**Activity**
In the entries below, find each line with the string "Primary" and copy it.

______________________________

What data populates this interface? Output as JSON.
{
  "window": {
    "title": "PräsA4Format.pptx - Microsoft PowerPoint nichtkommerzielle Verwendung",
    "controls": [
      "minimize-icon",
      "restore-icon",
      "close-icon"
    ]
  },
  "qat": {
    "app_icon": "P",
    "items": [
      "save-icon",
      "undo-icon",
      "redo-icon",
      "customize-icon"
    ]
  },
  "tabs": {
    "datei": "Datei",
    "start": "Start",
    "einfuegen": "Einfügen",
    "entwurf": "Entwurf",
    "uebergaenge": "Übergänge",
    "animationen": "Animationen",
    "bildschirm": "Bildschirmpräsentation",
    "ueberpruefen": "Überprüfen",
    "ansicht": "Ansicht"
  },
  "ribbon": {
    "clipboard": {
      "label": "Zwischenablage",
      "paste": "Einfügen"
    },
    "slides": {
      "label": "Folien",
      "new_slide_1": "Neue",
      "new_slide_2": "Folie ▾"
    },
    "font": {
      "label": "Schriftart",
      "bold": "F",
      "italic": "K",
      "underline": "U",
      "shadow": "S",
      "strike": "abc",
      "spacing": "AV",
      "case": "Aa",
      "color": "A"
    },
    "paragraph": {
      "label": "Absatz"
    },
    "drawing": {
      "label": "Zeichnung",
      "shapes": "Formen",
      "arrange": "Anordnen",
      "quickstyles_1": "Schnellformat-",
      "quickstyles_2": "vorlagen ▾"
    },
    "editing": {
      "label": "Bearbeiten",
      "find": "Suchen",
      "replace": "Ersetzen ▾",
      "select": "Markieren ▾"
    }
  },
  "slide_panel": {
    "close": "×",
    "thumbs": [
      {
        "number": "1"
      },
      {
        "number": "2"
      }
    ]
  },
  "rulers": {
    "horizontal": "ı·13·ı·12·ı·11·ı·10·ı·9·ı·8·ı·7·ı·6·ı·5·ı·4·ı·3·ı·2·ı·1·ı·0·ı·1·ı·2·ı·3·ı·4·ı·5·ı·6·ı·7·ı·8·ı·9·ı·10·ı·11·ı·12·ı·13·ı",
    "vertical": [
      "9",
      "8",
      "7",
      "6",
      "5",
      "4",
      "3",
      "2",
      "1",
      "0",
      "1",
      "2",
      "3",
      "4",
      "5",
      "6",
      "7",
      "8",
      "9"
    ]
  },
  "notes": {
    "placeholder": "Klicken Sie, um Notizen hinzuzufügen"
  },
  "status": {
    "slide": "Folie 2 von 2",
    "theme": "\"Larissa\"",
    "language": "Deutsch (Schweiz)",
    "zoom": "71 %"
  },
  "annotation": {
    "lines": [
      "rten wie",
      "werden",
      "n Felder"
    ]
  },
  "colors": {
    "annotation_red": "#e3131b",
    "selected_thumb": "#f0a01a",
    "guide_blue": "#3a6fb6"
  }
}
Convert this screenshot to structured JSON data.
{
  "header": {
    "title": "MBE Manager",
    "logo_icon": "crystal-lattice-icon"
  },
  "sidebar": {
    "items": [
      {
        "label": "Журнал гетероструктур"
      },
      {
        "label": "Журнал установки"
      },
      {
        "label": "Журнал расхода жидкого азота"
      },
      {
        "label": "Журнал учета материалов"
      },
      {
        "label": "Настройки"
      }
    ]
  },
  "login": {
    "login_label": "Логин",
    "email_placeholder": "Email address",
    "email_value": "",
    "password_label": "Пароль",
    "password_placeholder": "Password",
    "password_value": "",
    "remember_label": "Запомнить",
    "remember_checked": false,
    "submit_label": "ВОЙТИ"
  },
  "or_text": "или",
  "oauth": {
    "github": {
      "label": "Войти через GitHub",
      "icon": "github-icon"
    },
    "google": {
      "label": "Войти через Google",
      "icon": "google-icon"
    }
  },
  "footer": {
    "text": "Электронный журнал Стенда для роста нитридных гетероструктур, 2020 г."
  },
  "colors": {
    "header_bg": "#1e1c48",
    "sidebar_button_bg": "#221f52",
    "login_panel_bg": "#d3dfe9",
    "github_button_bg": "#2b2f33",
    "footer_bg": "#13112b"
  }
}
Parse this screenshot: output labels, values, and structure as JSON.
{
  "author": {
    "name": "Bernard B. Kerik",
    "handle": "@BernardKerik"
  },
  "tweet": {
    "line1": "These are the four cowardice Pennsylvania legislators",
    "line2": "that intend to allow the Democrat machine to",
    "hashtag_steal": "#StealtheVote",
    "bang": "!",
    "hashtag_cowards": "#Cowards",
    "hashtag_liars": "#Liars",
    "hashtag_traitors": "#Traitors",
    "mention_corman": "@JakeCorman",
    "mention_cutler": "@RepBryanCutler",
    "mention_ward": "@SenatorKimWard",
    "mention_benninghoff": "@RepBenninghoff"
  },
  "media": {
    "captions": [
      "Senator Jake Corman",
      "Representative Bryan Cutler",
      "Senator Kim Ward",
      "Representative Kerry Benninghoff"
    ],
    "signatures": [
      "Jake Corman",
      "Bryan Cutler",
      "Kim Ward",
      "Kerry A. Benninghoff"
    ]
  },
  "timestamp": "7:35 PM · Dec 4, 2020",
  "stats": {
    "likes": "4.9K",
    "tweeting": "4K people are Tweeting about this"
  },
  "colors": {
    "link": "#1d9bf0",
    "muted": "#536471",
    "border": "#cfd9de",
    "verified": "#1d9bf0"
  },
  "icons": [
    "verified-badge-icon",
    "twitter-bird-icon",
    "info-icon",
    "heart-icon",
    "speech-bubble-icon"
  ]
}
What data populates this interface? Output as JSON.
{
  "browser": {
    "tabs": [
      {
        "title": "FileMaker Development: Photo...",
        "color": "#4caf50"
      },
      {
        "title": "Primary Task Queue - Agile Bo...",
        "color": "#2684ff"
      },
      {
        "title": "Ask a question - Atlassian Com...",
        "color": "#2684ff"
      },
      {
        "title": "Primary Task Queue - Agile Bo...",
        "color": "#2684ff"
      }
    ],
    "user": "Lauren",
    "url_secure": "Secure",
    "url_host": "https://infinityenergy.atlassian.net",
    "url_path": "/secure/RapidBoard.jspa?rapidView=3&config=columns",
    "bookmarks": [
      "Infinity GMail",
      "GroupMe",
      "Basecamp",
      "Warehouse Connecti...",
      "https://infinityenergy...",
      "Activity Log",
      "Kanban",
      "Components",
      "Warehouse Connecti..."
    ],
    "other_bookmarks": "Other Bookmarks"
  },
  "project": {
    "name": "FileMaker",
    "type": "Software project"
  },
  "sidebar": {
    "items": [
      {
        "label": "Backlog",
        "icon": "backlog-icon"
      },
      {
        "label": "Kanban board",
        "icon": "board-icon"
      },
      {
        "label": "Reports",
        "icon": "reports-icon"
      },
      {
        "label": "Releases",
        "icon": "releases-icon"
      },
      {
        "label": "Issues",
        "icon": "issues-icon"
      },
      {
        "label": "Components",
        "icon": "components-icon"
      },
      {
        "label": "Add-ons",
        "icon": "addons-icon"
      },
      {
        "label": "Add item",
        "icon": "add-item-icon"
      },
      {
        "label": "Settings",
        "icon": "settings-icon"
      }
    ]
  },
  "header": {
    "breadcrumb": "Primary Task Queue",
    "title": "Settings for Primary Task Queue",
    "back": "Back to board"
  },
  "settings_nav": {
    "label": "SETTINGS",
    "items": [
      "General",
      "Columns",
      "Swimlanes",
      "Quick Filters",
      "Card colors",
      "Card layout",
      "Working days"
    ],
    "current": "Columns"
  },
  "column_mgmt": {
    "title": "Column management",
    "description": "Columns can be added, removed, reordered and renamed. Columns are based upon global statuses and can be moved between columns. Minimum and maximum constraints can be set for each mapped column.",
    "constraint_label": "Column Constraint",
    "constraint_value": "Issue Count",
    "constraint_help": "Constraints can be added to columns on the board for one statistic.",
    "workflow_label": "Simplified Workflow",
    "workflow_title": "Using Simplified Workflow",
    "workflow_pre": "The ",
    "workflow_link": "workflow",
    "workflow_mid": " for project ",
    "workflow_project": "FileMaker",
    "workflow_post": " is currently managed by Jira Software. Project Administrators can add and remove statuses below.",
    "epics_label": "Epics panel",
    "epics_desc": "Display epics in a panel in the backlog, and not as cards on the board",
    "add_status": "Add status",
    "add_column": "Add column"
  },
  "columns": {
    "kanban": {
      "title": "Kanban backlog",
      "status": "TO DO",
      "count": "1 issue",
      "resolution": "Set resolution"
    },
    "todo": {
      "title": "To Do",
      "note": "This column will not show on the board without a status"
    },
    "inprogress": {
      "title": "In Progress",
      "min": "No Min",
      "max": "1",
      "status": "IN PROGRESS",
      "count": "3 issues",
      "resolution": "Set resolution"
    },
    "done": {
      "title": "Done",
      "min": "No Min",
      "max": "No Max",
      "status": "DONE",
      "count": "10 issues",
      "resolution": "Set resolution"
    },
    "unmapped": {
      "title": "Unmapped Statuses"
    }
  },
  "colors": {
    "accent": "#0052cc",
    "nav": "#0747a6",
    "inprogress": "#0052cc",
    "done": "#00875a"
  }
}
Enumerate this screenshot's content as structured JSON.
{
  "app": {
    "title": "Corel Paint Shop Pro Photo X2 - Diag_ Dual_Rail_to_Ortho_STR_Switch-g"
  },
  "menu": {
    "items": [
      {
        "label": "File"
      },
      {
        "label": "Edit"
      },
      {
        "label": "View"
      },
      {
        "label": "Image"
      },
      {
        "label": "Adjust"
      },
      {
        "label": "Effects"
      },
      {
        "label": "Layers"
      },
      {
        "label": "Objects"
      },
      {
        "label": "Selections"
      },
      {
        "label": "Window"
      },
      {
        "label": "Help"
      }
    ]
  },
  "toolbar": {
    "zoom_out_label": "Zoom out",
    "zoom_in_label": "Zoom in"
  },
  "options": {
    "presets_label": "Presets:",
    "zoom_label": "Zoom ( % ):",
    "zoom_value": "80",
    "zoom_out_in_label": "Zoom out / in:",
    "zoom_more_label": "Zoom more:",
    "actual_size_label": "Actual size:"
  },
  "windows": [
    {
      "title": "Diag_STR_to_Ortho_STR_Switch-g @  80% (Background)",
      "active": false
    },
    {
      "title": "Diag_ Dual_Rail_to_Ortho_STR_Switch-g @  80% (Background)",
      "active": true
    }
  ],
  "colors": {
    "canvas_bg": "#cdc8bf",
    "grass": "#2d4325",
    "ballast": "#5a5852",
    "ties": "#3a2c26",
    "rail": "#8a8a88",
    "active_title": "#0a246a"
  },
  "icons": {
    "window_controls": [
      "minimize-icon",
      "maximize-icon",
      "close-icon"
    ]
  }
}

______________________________

**Response to this task**
        "title": "Primary Task Queue - Agile Bo...",
        "title": "Primary Task Queue - Agile Bo...",
    "breadcrumb": "Primary Task Queue",
    "title": "Settings for Primary Task Queue",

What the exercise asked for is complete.